The records below are to be written out again, exactly as they appear.

[DATA Boundary: Start]

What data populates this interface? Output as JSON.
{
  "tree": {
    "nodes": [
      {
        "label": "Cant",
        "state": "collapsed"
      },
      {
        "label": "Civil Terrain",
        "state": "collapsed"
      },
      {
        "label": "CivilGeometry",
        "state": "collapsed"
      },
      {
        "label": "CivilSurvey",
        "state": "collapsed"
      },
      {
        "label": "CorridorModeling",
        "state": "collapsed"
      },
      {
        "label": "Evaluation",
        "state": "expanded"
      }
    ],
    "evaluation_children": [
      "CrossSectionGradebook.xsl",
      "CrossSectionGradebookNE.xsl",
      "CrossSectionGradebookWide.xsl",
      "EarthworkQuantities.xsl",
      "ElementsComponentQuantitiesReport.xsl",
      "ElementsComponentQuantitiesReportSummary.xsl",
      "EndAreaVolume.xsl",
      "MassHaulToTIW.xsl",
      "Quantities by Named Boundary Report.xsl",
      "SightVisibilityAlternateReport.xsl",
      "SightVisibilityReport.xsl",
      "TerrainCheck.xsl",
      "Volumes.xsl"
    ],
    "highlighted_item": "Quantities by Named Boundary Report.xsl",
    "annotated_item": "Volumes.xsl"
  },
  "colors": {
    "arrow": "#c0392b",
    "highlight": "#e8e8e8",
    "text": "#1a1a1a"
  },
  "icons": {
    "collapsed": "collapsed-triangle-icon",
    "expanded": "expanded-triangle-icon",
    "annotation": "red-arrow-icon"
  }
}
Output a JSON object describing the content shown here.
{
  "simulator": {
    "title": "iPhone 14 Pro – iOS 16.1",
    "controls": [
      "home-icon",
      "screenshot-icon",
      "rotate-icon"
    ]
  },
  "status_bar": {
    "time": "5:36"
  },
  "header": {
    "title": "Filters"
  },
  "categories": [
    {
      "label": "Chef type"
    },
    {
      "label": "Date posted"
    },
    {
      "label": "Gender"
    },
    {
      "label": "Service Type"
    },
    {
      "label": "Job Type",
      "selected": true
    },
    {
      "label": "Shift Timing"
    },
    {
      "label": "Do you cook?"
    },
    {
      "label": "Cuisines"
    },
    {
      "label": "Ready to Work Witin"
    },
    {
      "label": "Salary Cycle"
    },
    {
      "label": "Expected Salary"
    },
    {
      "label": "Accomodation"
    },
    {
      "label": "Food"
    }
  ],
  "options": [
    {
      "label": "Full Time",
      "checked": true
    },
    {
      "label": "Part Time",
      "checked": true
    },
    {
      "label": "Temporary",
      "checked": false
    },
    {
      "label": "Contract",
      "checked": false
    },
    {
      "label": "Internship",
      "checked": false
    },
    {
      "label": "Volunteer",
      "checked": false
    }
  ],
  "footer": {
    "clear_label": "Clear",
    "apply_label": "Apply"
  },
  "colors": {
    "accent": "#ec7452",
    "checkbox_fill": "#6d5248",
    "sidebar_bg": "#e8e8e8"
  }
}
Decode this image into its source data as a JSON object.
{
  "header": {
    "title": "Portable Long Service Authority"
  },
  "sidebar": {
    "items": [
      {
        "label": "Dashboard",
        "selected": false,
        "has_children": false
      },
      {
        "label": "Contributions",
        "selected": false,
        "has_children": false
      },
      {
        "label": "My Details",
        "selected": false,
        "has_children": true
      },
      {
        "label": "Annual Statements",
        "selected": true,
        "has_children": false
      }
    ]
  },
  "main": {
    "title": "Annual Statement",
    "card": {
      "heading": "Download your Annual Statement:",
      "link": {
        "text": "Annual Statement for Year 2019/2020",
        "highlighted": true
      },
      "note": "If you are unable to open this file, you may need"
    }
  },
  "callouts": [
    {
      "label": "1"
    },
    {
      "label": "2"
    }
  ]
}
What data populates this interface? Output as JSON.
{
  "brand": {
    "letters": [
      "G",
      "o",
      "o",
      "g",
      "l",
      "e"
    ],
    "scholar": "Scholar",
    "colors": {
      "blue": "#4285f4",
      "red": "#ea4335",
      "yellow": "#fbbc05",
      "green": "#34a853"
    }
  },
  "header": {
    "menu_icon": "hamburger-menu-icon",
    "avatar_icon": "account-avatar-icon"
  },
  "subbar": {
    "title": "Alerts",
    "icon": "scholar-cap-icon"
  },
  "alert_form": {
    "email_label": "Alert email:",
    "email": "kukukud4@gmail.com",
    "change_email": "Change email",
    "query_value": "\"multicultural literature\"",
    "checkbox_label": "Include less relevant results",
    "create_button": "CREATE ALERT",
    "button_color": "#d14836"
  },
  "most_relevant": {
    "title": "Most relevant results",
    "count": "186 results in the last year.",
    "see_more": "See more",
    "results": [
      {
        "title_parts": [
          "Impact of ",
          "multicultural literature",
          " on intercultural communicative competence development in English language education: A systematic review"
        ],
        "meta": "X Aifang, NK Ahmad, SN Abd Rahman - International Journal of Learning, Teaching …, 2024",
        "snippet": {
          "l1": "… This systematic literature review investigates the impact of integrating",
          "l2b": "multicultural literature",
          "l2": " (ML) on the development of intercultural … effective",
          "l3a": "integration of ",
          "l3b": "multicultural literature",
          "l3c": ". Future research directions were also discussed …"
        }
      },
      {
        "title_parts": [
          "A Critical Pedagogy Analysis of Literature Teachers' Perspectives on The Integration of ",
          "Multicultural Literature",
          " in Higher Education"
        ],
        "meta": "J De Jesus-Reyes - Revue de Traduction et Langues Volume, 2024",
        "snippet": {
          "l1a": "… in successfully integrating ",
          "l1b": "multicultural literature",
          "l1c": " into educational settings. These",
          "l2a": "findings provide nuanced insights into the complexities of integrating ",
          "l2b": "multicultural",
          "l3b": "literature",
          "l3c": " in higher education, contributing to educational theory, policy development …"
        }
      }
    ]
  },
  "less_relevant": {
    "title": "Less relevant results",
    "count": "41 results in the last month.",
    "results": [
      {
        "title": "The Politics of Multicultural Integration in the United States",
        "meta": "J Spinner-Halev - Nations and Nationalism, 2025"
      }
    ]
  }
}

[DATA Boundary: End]

**RESPONSE:**
What data populates this interface? Output as JSON.
{
  "tree": {
    "nodes": [
      {
        "label": "Cant",
        "state": "collapsed"
      },
      {
        "label": "Civil Terrain",
        "state": "collapsed"
      },
      {
        "label": "CivilGeometry",
        "state": "collapsed"
      },
      {
        "label": "CivilSurvey",
        "state": "collapsed"
      },
      {
        "label": "CorridorModeling",
        "state": "collapsed"
      },
      {
        "label": "Evaluation",
        "state": "expanded"
      }
    ],
    "evaluation_children": [
      "CrossSectionGradebook.xsl",
      "CrossSectionGradebookNE.xsl",
      "CrossSectionGradebookWide.xsl",
      "EarthworkQuantities.xsl",
      "ElementsComponentQuantitiesReport.xsl",
      "ElementsComponentQuantitiesReportSummary.xsl",
      "EndAreaVolume.xsl",
      "MassHaulToTIW.xsl",
      "Quantities by Named Boundary Report.xsl",
      "SightVisibilityAlternateReport.xsl",
      "SightVisibilityReport.xsl",
      "TerrainCheck.xsl",
      "Volumes.xsl"
    ],
    "highlighted_item": "Quantities by Named Boundary Report.xsl",
    "annotated_item": "Volumes.xsl"
  },
  "colors": {
    "arrow": "#c0392b",
    "highlight": "#e8e8e8",
    "text": "#1a1a1a"
  },
  "icons": {
    "collapsed": "collapsed-triangle-icon",
    "expanded": "expanded-triangle-icon",
    "annotation": "red-arrow-icon"
  }
}
Output a JSON object describing the content shown here.
{
  "simulator": {
    "title": "iPhone 14 Pro – iOS 16.1",
    "controls": [
      "home-icon",
      "screenshot-icon",
      "rotate-icon"
    ]
  },
  "status_bar": {
    "time": "5:36"
  },
  "header": {
    "title": "Filters"
  },
  "categories": [
    {
      "label": "Chef type"
    },
    {
      "label": "Date posted"
    },
    {
      "label": "Gender"
    },
    {
      "label": "Service Type"
    },
    {
      "label": "Job Type",
      "selected": true
    },
    {
      "label": "Shift Timing"
    },
    {
      "label": "Do you cook?"
    },
    {
      "label": "Cuisines"
    },
    {
      "label": "Ready to Work Witin"
    },
    {
      "label": "Salary Cycle"
    },
    {
      "label": "Expected Salary"
    },
    {
      "label": "Accomodation"
    },
    {
      "label": "Food"
    }
  ],
  "options": [
    {
      "label": "Full Time",
      "checked": true
    },
    {
      "label": "Part Time",
      "checked": true
    },
    {
      "label": "Temporary",
      "checked": false
    },
    {
      "label": "Contract",
      "checked": false
    },
    {
      "label": "Internship",
      "checked": false
    },
    {
      "label": "Volunteer",
      "checked": false
    }
  ],
  "footer": {
    "clear_label": "Clear",
    "apply_label": "Apply"
  },
  "colors": {
    "accent": "#ec7452",
    "checkbox_fill": "#6d5248",
    "sidebar_bg": "#e8e8e8"
  }
}
Decode this image into its source data as a JSON object.
{
  "header": {
    "title": "Portable Long Service Authority"
  },
  "sidebar": {
    "items": [
      {
        "label": "Dashboard",
        "selected": false,
        "has_children": false
      },
      {
        "label": "Contributions",
        "selected": false,
        "has_children": false
      },
      {
        "label": "My Details",
        "selected": false,
        "has_children": true
      },
      {
        "label": "Annual Statements",
        "selected": true,
        "has_children": false
      }
    ]
  },
  "main": {
    "title": "Annual Statement",
    "card": {
      "heading": "Download your Annual Statement:",
      "link": {
        "text": "Annual Statement for Year 2019/2020",
        "highlighted": true
      },
      "note": "If you are unable to open this file, you may need"
    }
  },
  "callouts": [
    {
      "label": "1"
    },
    {
      "label": "2"
    }
  ]
}
What data populates this interface? Output as JSON.
{
  "brand": {
    "letters": [
      "G",
      "o",
      "o",
      "g",
      "l",
      "e"
    ],
    "scholar": "Scholar",
    "colors": {
      "blue": "#4285f4",
      "red": "#ea4335",
      "yellow": "#fbbc05",
      "green": "#34a853"
    }
  },
  "header": {
    "menu_icon": "hamburger-menu-icon",
    "avatar_icon": "account-avatar-icon"
  },
  "subbar": {
    "title": "Alerts",
    "icon": "scholar-cap-icon"
  },
  "alert_form": {
    "email_label": "Alert email:",
    "email": "kukukud4@gmail.com",
    "change_email": "Change email",
    "query_value": "\"multicultural literature\"",
    "checkbox_label": "Include less relevant results",
    "create_button": "CREATE ALERT",
    "button_color": "#d14836"
  },
  "most_relevant": {
    "title": "Most relevant results",
    "count": "186 results in the last year.",
    "see_more": "See more",
    "results": [
      {
        "title_parts": [
          "Impact of ",
          "multicultural literature",
          " on intercultural communicative competence development in English language education: A systematic review"
        ],
        "meta": "X Aifang, NK Ahmad, SN Abd Rahman - International Journal of Learning, Teaching …, 2024",
        "snippet": {
          "l1": "… This systematic literature review investigates the impact of integrating",
          "l2b": "multicultural literature",
          "l2": " (ML) on the development of intercultural … effective",
          "l3a": "integration of ",
          "l3b": "multicultural literature",
          "l3c": ". Future research directions were also discussed …"
        }
      },
      {
        "title_parts": [
          "A Critical Pedagogy Analysis of Literature Teachers' Perspectives on The Integration of ",
          "Multicultural Literature",
          " in Higher Education"
        ],
        "meta": "J De Jesus-Reyes - Revue de Traduction et Langues Volume, 2024",
        "snippet": {
          "l1a": "… in successfully integrating ",
          "l1b": "multicultural literature",
          "l1c": " into educational settings. These",
          "l2a": "findings provide nuanced insights into the complexities of integrating ",
          "l2b": "multicultural",
          "l3b": "literature",
          "l3c": " in higher education, contributing to educational theory, policy development …"
        }
      }
    ]
  },
  "less_relevant": {
    "title": "Less relevant results",
    "count": "41 results in the last month.",
    "results": [
      {
        "title": "The Politics of Multicultural Integration in the United States",
        "meta": "J Spinner-Halev - Nations and Nationalism, 2025"
      }
    ]
  }
}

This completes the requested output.